--- ENTRIES SUPPLIED Enclosed Below ---

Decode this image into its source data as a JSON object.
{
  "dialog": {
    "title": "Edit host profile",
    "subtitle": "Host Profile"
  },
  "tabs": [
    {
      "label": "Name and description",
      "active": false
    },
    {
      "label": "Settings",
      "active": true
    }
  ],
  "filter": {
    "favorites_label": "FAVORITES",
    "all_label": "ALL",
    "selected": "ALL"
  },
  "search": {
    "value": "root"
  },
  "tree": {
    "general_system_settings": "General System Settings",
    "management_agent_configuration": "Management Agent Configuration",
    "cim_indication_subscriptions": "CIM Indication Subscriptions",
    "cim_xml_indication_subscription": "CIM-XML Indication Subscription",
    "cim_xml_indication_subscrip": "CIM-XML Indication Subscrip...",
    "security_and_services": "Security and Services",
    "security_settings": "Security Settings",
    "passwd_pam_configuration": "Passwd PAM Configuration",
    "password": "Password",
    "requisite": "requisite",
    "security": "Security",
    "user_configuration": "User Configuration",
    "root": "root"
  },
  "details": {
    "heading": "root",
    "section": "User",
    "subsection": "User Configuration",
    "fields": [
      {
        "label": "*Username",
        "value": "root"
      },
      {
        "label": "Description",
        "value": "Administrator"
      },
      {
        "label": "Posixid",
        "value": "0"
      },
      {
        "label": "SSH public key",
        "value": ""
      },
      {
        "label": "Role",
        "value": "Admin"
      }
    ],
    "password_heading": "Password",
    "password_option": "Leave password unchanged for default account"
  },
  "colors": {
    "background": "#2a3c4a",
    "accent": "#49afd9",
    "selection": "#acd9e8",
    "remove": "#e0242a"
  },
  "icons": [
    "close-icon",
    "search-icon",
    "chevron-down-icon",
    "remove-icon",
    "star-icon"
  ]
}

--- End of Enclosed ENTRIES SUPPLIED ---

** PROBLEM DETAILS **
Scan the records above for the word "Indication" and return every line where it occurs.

** EXERCISE RESPONSE **
    "cim_indication_subscriptions": "CIM Indication Subscriptions",
    "cim_xml_indication_subscription": "CIM-XML Indication Subscription",
    "cim_xml_indication_subscrip": "CIM-XML Indication Subscrip...",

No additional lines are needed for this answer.